We continue sailing this morning towards our next port-of-call.  There is a lecture on Russian History as we cruise the river.  We dock at Kuzino where Viking has built a replica of an early Viking fort.  We are entertained with a tongue-in-cheek historical skit before going to the Kirillo-Belozersky Monastery.  The monastery is the largest Orthodox Monastery in Europe.  The wall around the monastery is 3.5 miles in length.  At it’s peak it housed 300 monks and 300 soldiers, acting as both a monastery and a fort.  The monastery contains the largest collection of original 16th century Icons in Russia.  We also visit a local school.  Later tonight there will be a vodka tasting on board.



All the Best,

Wayne & Dianne


Posted in travel | Comments Off

22 July 2014 – Tuesday: Kizhi Island
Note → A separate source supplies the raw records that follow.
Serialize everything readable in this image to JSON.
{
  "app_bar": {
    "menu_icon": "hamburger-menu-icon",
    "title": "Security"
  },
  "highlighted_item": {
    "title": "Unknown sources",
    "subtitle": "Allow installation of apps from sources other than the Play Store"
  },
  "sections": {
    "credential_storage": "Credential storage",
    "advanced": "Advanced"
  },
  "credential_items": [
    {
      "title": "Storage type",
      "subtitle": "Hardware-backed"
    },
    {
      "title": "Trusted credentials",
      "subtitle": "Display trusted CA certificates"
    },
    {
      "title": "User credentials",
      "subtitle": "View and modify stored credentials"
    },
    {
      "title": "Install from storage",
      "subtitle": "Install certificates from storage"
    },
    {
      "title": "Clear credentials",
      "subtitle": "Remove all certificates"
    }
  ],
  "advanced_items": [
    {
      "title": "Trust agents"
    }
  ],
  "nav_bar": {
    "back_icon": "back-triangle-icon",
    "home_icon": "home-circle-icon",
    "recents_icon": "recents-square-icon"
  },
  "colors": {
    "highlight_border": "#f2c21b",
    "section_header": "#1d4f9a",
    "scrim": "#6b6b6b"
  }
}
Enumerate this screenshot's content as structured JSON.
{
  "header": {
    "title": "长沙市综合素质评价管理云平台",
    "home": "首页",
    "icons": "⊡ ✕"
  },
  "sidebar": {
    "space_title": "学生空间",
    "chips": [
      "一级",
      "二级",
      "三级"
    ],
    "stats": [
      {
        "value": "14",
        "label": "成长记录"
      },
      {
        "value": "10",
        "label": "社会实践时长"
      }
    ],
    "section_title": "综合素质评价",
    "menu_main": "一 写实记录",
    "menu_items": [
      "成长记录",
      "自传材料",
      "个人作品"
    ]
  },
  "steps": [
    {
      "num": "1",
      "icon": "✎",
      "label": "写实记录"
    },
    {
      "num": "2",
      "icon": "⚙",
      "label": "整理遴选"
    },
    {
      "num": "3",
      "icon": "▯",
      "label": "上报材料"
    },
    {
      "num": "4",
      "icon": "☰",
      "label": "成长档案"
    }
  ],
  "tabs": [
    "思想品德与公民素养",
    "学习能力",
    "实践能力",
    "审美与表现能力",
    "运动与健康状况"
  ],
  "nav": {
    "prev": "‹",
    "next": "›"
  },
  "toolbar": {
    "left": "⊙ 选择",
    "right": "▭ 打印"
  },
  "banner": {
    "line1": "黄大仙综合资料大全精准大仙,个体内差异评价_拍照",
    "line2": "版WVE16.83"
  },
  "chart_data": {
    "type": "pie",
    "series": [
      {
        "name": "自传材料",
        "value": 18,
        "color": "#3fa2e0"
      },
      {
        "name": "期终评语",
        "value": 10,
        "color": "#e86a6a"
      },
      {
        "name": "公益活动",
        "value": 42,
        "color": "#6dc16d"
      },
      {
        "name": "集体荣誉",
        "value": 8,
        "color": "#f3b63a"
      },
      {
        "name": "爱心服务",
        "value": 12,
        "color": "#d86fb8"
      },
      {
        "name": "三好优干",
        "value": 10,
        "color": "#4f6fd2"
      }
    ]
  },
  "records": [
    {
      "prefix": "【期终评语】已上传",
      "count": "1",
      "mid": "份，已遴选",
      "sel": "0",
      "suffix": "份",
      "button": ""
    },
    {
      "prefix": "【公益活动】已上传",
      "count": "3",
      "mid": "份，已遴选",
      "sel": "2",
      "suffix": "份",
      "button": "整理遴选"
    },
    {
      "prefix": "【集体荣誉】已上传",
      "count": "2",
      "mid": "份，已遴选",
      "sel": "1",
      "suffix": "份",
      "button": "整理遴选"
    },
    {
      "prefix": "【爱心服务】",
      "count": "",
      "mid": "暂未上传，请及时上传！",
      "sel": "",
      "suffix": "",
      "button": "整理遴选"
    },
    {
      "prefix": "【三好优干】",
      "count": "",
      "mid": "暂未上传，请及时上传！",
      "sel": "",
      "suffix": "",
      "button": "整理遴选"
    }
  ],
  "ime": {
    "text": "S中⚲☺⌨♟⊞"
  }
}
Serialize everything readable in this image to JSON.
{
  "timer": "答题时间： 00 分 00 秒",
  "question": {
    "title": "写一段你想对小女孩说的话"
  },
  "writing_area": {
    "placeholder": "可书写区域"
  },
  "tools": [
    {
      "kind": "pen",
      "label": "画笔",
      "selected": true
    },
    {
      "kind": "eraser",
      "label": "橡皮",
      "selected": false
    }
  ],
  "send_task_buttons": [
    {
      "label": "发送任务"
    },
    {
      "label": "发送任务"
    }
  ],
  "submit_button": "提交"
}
The northern most point on our journey Kizhi is only a few degrees south of the Arctic Circle.  Located on Lake Onega, the second largest lake in Europe.  The Island’s settlements and churches date back to the 15th century.  Most of the buildings on the island were brought here for preservation.  It is an open air museum containing over 80 historical wooden structures.  Among the buildings are two 18th century onion domed churches constructed entirely of wood.  The Transfiguration Church has 22 domes and the Intercession Church has 9.  The remainder of the day we are sailing towards our next port of call.  This afternoon we enjoyed a presentation on the Romanovs.  This evening was the coctail party for the Viking Explorer Society (repeat Viking cruisers).



All the Best,
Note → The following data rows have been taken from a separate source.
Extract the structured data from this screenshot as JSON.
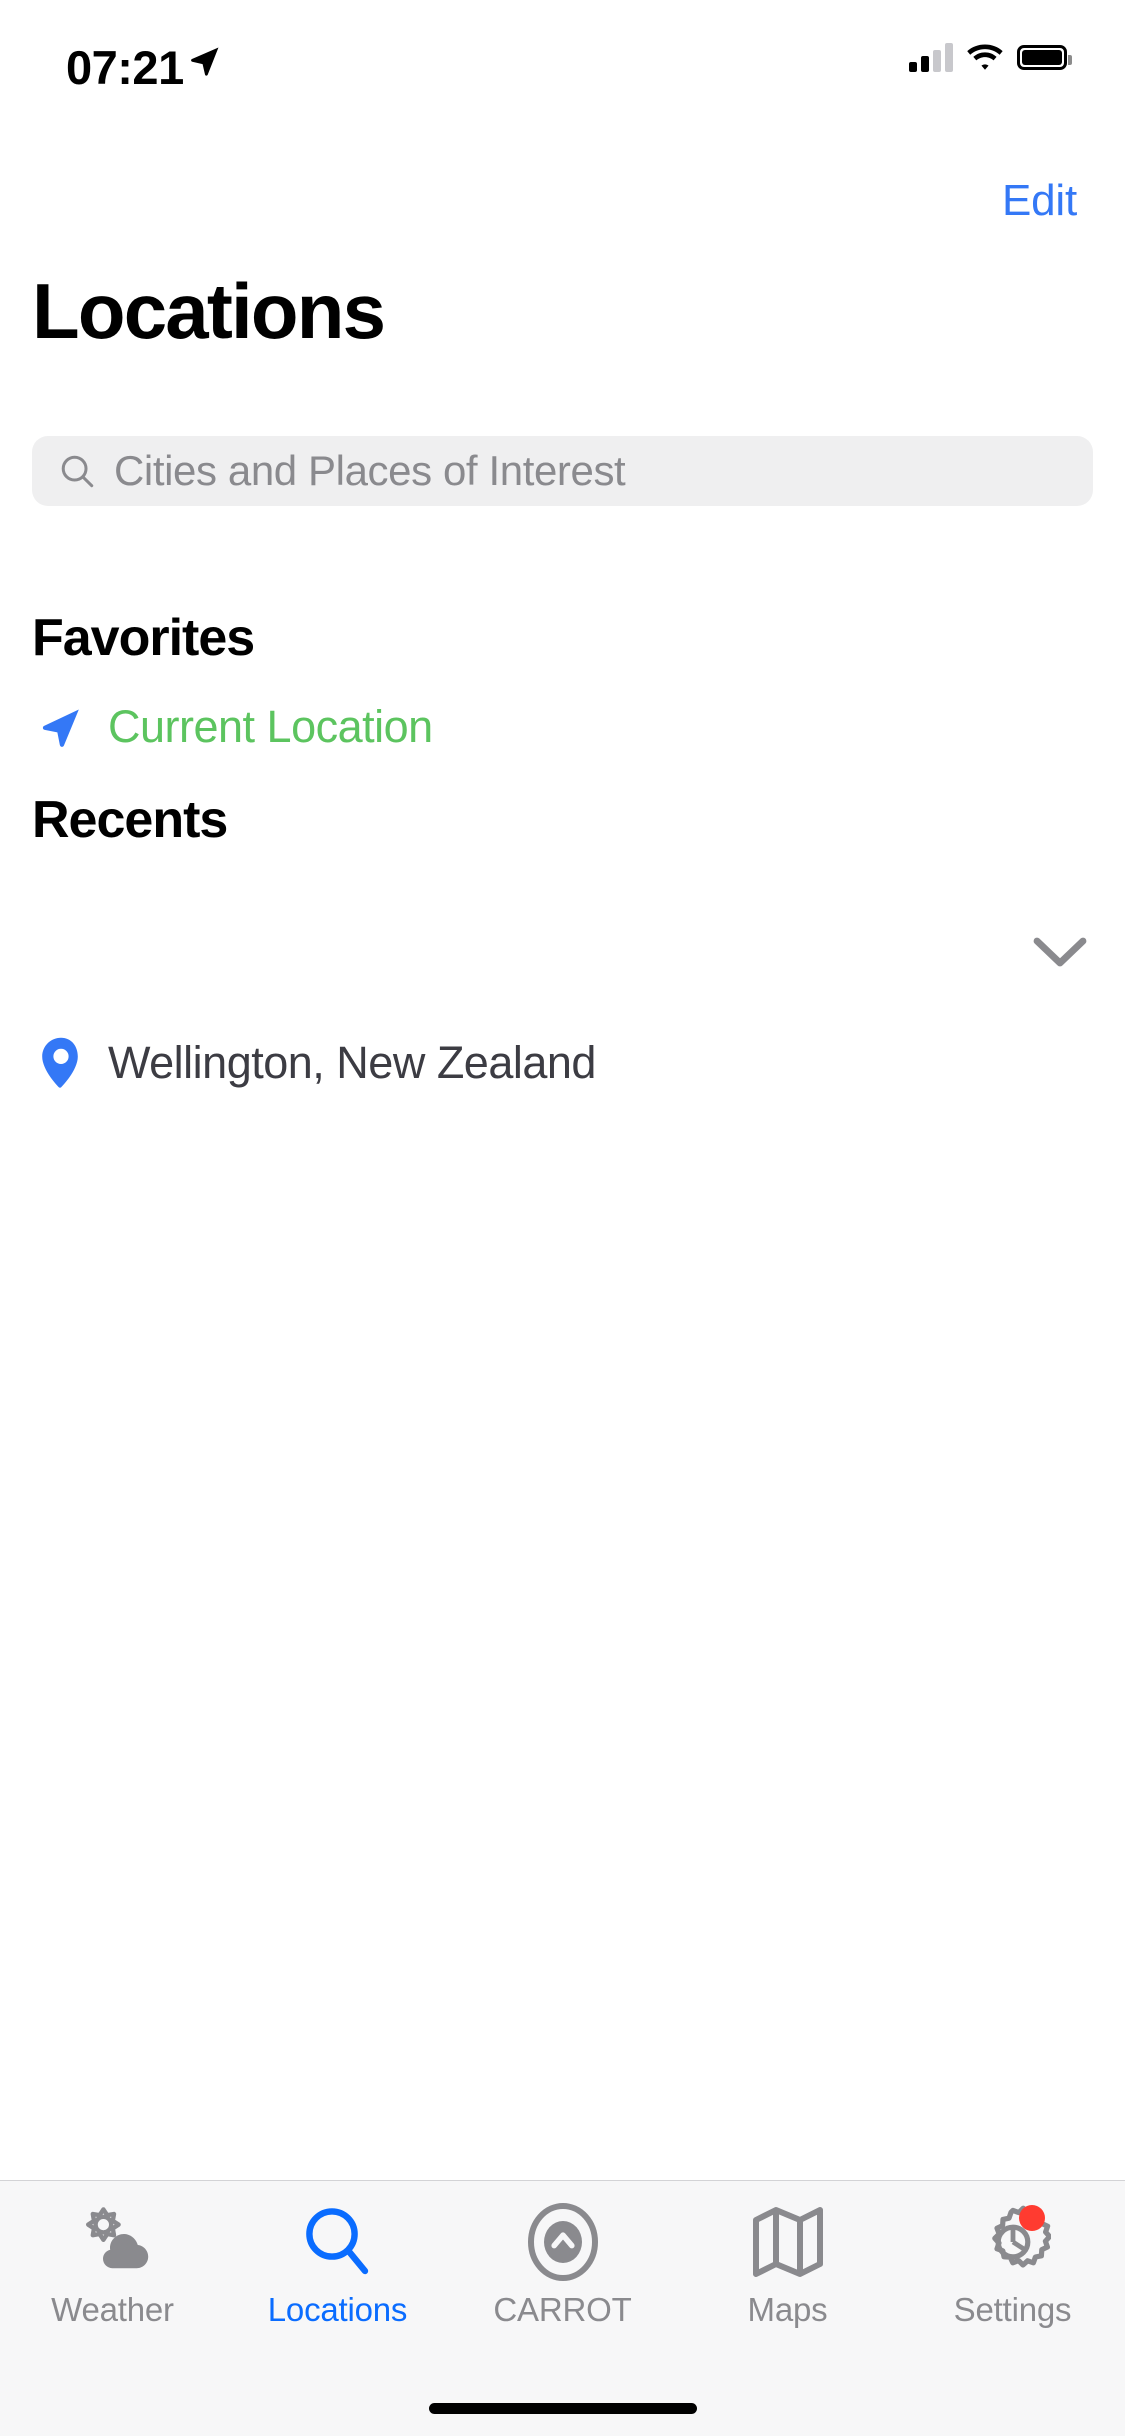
{
  "status_bar": {
    "time": "07:21",
    "location_arrow_icon": "location-arrow-icon",
    "cellular_icon": "cellular-signal-icon",
    "cellular_bars_filled": 2,
    "cellular_bars_total": 4,
    "wifi_icon": "wifi-icon",
    "battery_icon": "battery-full-icon"
  },
  "nav": {
    "edit_label": "Edit",
    "edit_color": "#3478F6"
  },
  "header": {
    "title": "Locations"
  },
  "search": {
    "placeholder": "Cities and Places of Interest",
    "icon": "search-icon",
    "value": "",
    "background": "#EFEFF0",
    "placeholder_color": "#8A8A8E"
  },
  "sections": [
    {
      "id": "favorites",
      "title": "Favorites",
      "collapsible": false,
      "rows": [
        {
          "id": "current-location",
          "label": "Current Location",
          "icon": "navigation-arrow-icon",
          "icon_color": "#3478F6",
          "label_color": "#5CC45F"
        }
      ]
    },
    {
      "id": "recents",
      "title": "Recents",
      "collapsible": true,
      "chevron_icon": "chevron-down-icon",
      "chevron_color": "#8A8A8E",
      "rows": [
        {
          "id": "wellington",
          "label": "Wellington, New Zealand",
          "icon": "map-pin-icon",
          "icon_color": "#3478F6",
          "label_color": "#3C3C43"
        }
      ]
    }
  ],
  "tab_bar": {
    "active_color": "#0A6CFF",
    "inactive_color": "#8A8A8E",
    "badge_color": "#FF3B30",
    "items": [
      {
        "id": "weather",
        "label": "Weather",
        "icon": "sun-cloud-icon",
        "active": false,
        "badge": false
      },
      {
        "id": "locations",
        "label": "Locations",
        "icon": "search-icon",
        "active": true,
        "badge": false
      },
      {
        "id": "carrot",
        "label": "CARROT",
        "icon": "carrot-chevron-up-icon",
        "active": false,
        "badge": false
      },
      {
        "id": "maps",
        "label": "Maps",
        "icon": "folded-map-icon",
        "active": false,
        "badge": false
      },
      {
        "id": "settings",
        "label": "Settings",
        "icon": "gear-icon",
        "active": false,
        "badge": true
      }
    ]
  },
  "home_indicator": "home-indicator"
}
Wayne & Dianne


Posted in travel | Comments Off

21 July 2014 – Monday: Mandrogi

We start the day leisurely with lectures on board about Russian food culture and what to look for in gifts and typical souvenirs.  After lunch we arrive in Mandrogi.  This is an artificial village, a grouping of several old traditional buildings that have been brought here from various locations.  The buildings are old homes, shops, farm buildings and windmills.  The buildings housed craftsman and gift shops.  Mandrogi was built buy and enterprising Russian as a tourist stop for Russian travelers.  Back on board the chef had a fun presentation on how to make “pelmeni” a Russian filled dumpling.  It’s similar to raviloli or Chinese dumplings.



All the Best,

Wayne & Dianne


Posted in travel | Comments Off

20 July 2014 – Sunday: St. Petersburg

This morning was free time or optional tours.  We opted for the free time.  We took a short walk with some new found friends to a small convenience market not too far from the River Boat Port.  It was interesting to see how grocery items were displayed and sold.  After lunch we went with a small group to visit a Kommunalka.  About 7% of the population still live in these Solviet era communal apartments.  Each family has one room in which they live.  The kitchen, bath and toilet are common ereas shared by all.  The Kummunalka we visit had only four families living in it, some have as many as seven.  This evening is the Captain’s welcome coctail party before dinner.  Our ship casts off during the coctail party to cruise overnight to our next port.  Here it is 10:15pm and it’s still daylight.  As we enter lake Ladoga we pass the small island occupied by Schlusselburg Fort.  Thus ends another day.




All the Best,

Wayne & Dianne


Posted in travel | Comments Off